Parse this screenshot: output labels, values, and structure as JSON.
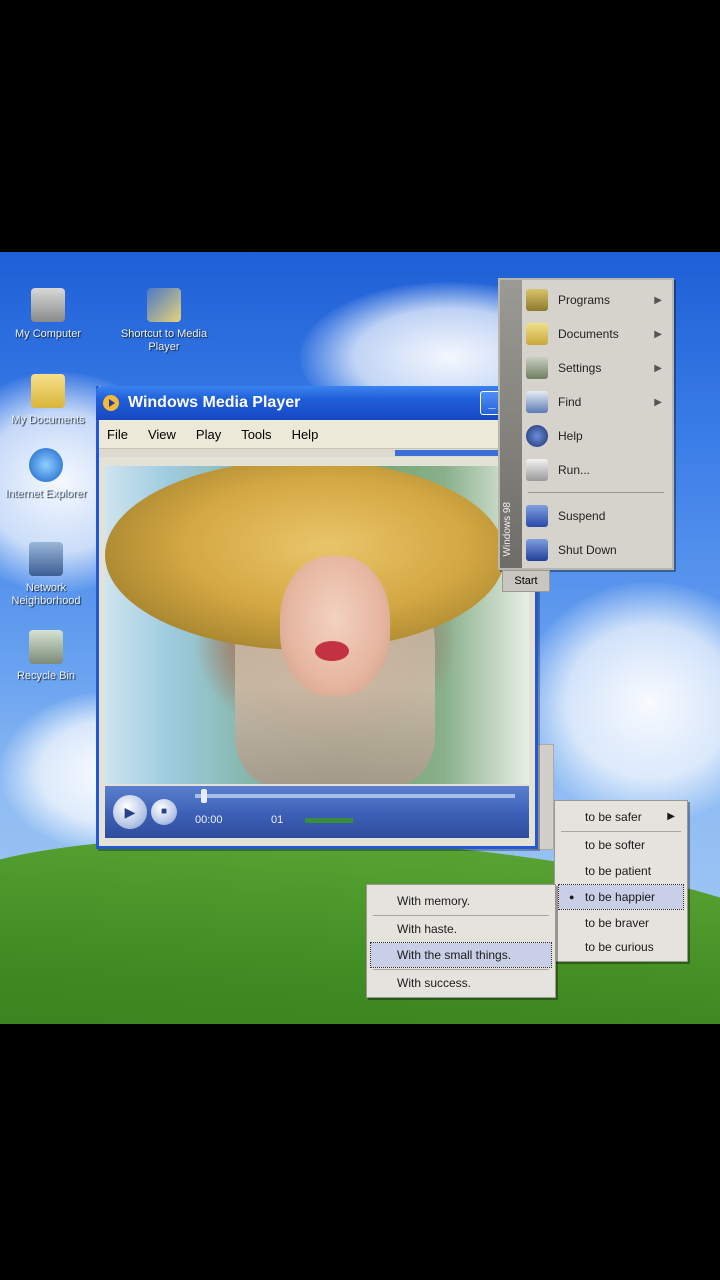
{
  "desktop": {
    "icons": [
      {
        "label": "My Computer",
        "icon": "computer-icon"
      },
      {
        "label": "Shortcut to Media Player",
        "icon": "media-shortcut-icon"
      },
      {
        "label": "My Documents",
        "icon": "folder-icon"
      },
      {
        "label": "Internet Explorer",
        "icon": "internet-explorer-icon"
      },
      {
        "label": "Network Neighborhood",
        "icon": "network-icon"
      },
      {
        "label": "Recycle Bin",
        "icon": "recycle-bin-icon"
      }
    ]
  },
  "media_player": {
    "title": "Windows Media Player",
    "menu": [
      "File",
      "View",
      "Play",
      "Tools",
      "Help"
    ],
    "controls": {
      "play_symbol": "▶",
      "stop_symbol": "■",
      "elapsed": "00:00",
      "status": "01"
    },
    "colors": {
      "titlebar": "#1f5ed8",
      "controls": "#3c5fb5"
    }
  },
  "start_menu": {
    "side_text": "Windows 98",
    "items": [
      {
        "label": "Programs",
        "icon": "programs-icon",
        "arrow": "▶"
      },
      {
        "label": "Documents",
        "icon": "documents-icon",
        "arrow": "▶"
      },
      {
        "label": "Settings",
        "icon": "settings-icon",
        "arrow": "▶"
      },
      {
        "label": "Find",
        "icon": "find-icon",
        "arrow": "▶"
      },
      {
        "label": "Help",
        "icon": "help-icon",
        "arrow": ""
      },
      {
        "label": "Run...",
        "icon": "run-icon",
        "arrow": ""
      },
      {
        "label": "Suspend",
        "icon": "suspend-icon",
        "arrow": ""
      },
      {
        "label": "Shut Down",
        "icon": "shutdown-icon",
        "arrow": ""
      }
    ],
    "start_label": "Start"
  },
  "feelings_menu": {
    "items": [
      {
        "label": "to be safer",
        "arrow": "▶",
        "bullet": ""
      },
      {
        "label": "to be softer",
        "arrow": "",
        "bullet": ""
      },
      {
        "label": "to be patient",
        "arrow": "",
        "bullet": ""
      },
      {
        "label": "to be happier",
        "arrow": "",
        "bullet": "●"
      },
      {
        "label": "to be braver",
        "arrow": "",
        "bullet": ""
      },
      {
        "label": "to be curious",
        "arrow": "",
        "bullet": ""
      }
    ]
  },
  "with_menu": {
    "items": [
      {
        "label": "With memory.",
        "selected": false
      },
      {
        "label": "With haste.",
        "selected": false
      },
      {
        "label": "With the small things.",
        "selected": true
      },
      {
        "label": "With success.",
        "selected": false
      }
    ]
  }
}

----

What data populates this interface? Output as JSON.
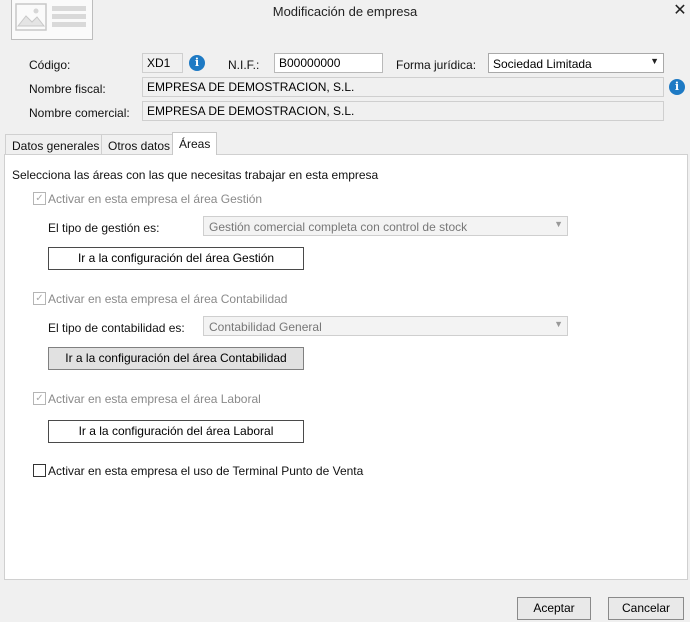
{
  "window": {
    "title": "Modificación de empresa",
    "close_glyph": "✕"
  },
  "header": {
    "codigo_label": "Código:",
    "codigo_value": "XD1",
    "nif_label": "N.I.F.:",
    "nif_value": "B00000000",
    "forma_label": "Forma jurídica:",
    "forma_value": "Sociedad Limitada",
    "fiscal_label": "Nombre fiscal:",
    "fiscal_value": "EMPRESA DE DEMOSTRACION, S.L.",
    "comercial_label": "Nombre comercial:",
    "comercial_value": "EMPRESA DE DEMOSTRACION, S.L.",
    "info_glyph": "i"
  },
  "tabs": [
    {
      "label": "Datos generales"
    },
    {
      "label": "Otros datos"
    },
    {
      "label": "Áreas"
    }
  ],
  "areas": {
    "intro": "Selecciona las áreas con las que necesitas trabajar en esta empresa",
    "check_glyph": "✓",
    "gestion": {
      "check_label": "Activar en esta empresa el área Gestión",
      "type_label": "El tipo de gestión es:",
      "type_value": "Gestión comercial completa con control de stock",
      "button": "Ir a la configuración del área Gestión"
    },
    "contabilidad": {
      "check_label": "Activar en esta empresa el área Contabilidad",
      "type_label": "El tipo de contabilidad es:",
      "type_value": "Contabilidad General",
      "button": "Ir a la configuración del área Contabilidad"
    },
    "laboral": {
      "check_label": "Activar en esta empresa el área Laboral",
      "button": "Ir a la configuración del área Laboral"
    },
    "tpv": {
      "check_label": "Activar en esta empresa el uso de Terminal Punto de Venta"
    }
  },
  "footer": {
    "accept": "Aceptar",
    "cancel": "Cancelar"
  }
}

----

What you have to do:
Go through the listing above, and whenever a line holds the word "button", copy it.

Expected answer:
      "button": "Ir a la configuración del área Gestión"
      "button": "Ir a la configuración del área Contabilidad"
      "button": "Ir a la configuración del área Laboral"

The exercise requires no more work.